■ **Source information**
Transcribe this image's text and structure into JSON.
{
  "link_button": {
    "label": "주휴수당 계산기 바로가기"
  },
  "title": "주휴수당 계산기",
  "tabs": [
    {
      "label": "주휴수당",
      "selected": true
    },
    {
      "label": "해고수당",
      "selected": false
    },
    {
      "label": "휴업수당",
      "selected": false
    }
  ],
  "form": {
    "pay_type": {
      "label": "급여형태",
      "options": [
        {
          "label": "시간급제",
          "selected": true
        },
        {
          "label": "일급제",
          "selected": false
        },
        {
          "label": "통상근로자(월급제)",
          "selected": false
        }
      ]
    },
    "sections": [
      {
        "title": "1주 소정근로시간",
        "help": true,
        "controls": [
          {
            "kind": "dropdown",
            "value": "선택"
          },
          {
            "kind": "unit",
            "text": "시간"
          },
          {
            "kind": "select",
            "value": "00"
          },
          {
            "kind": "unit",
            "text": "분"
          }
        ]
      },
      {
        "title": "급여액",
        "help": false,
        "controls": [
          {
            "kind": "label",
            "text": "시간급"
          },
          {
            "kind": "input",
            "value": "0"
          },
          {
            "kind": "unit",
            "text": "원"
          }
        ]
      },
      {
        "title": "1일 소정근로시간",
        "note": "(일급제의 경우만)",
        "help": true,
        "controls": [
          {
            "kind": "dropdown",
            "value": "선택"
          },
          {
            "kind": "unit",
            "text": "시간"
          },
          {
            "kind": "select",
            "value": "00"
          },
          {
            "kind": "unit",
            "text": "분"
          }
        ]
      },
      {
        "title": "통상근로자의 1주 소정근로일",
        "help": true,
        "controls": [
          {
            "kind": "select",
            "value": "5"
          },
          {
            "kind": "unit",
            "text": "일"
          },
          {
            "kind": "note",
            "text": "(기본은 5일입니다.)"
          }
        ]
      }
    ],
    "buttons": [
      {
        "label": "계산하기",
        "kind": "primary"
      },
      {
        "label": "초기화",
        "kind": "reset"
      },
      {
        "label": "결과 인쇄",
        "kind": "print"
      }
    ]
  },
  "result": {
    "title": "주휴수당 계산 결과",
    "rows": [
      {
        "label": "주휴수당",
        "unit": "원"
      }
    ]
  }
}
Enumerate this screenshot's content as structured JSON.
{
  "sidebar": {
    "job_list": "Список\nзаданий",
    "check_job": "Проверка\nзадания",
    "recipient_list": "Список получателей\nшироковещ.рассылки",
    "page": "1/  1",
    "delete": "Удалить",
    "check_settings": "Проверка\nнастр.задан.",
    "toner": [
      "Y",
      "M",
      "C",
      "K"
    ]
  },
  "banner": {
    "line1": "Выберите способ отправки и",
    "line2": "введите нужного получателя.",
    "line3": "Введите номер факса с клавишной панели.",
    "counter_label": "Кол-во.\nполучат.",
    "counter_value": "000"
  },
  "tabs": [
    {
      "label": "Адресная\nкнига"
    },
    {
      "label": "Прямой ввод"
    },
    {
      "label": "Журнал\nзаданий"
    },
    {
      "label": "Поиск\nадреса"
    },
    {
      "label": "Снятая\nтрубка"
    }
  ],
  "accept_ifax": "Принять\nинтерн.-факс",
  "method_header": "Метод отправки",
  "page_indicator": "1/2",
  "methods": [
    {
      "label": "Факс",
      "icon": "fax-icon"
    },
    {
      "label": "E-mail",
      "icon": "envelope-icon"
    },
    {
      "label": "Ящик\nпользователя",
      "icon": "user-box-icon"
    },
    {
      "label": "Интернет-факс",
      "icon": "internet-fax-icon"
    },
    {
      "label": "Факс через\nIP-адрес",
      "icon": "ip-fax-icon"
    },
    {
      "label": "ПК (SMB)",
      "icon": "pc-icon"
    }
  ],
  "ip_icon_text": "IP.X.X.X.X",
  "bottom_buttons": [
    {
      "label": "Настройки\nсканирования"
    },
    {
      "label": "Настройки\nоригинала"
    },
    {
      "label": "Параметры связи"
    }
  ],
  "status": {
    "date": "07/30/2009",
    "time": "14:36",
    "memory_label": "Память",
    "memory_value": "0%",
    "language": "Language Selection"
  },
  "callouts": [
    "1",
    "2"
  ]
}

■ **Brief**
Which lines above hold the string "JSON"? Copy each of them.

■ **Solution**
Transcribe this image's text and structure into JSON.
Enumerate this screenshot's content as structured JSON.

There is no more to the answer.